Along with tuna, salmon is one of the most widely consumed types of fish used in sushi. It is characterized by its bright orange hue, oily texture and mild flavor, which makes it perfect for beginners and for those who simply prefer texture over strong flavors in sushi. Finding fresh salmon may be a challenge if you don’t live near a coastal region. I highly endorse Catalina Offshore Products for their overnight shipping and absolutely top-notch fish quality. The price is pretty competitive as well
Salmon nigiri is often included as a staple in a basic sushi set along with tuna, eel and egg. This is likely due the wide availability of salmon and its relatively low cost. Nearly 90% of salmon consumed in America is farm-raised salmon, which makes it easy to find in practically unlimited supplies. Though there are many species of salmon that can be used in sushi, the most commonly served is the king salmon which is found primarily in the Pacific Ocean and is the largest among the types of salmon. Most consume the belly side of the fish which is often leaner than the other parts. Young salmon is also another option, as the oil tends to taste sweeter than in adult salmon.
Salmon is a versatile fish that can be served in a variety of ways. Aside from the standard nigiri where it is placed on top of a small ball of rice, salmon can be experienced in sashimi form as well. The skin of salmon is also frequently enjoyed as an entirely separate dish. The flavor of salmon can be enhanced through a pinch of salt and a dash of citrus, and then dipped into soy sauce mixed with wasabi.
Salmon has only been consumed as sushi since the advent of refrigeration and freezing, as it was impossible to enjoy it without getting food disease and infections. In fact, salmon is one of the few fish that require a certain amount of time in freezers before being consumed raw, whereas other fish used in sushi is generally best served fresh. Salmon were often found dwelling in rivers containing parasites and it took decades to figure out a way to kill the parasites while maintaining the texture and flavor of the fish. The Ainu people of northern Japan were the first to realize that freezing the salmon beforehand would kill off the Anisakis parasites that was causing them to become sick. Through consequent processes of trial of error, freezing the salmon before consumption has now become standard procedure serving salmon as sushi today.
Raw salmon also offers a number of health benefits. Salmon meat is full of omega-3 fatty acids, which helps in combating cancer and preventing cardiovascular disease. Salmon also contains vitamin E, which has proven beneficial in avoiding skeletal myopathy, among other debilitating ailments.

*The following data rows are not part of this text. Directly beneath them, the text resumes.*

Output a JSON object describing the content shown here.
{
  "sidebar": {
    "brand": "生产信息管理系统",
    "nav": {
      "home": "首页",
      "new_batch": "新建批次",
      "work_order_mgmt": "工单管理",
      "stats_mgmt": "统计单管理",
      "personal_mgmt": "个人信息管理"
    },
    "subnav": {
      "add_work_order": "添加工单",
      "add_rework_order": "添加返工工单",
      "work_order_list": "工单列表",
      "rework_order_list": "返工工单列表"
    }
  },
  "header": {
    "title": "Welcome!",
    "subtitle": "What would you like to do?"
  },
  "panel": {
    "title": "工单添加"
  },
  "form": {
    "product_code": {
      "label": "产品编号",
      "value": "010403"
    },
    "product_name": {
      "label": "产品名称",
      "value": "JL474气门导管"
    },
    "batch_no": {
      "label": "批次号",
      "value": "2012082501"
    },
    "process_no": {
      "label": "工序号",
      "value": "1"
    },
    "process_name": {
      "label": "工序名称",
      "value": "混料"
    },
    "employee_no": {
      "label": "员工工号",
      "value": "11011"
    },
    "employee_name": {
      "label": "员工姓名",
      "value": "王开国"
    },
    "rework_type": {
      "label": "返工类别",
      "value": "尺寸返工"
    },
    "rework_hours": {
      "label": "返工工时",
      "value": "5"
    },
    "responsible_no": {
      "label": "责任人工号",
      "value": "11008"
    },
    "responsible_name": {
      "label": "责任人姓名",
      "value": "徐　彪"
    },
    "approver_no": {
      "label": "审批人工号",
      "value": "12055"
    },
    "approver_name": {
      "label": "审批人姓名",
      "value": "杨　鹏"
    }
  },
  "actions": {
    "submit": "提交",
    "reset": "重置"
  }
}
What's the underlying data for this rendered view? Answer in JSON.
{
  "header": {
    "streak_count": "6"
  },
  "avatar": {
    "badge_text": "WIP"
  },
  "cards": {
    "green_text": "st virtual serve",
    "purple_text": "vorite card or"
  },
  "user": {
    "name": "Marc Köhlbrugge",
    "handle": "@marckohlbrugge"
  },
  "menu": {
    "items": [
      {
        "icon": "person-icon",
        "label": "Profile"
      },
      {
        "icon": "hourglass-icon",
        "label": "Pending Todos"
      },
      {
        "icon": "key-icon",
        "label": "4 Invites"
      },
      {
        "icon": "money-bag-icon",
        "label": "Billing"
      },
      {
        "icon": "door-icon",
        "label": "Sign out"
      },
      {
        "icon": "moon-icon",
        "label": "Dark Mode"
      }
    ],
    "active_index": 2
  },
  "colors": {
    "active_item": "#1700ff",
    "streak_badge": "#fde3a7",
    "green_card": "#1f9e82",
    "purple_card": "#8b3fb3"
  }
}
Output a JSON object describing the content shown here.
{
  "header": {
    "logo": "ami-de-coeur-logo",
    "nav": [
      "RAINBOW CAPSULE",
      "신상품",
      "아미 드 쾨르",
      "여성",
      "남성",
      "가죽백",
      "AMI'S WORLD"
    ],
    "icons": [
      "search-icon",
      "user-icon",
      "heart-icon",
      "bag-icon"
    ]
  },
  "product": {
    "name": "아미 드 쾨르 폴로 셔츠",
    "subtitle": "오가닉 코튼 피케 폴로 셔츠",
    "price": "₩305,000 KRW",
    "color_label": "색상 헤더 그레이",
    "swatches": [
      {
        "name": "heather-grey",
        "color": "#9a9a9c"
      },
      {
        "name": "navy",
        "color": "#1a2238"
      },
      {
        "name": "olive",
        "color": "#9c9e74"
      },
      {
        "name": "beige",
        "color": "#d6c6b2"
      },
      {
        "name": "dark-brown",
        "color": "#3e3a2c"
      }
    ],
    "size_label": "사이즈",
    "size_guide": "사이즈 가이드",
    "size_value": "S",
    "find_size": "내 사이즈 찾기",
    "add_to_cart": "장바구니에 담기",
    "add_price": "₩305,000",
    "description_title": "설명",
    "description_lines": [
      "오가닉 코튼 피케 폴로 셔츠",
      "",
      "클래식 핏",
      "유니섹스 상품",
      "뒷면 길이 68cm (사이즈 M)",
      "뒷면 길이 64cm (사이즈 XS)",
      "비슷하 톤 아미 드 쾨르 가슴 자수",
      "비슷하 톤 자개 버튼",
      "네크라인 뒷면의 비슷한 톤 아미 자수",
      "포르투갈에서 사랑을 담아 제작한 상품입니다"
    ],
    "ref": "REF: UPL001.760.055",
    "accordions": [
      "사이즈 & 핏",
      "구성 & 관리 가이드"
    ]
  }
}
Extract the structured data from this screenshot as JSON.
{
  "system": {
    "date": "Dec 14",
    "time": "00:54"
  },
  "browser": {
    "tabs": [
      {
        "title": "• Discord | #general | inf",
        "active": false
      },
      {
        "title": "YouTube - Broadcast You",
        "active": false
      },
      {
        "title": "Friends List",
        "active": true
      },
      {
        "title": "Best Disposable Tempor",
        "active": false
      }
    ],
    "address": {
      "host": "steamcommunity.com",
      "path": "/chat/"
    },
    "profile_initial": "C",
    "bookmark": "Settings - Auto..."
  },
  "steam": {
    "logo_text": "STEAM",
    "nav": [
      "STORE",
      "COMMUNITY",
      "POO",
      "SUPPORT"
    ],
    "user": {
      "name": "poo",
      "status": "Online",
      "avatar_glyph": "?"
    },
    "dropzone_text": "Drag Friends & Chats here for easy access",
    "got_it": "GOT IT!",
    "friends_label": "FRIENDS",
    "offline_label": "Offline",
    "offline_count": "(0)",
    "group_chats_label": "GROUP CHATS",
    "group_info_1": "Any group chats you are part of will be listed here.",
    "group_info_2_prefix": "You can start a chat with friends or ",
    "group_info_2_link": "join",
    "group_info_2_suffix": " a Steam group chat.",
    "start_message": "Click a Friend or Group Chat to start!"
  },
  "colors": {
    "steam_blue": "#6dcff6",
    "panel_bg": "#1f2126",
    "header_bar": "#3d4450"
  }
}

Salmon is a popular sushi fish and for good reason: it is tasty, healthy and adds an aesthetic appeal to any sushi platter.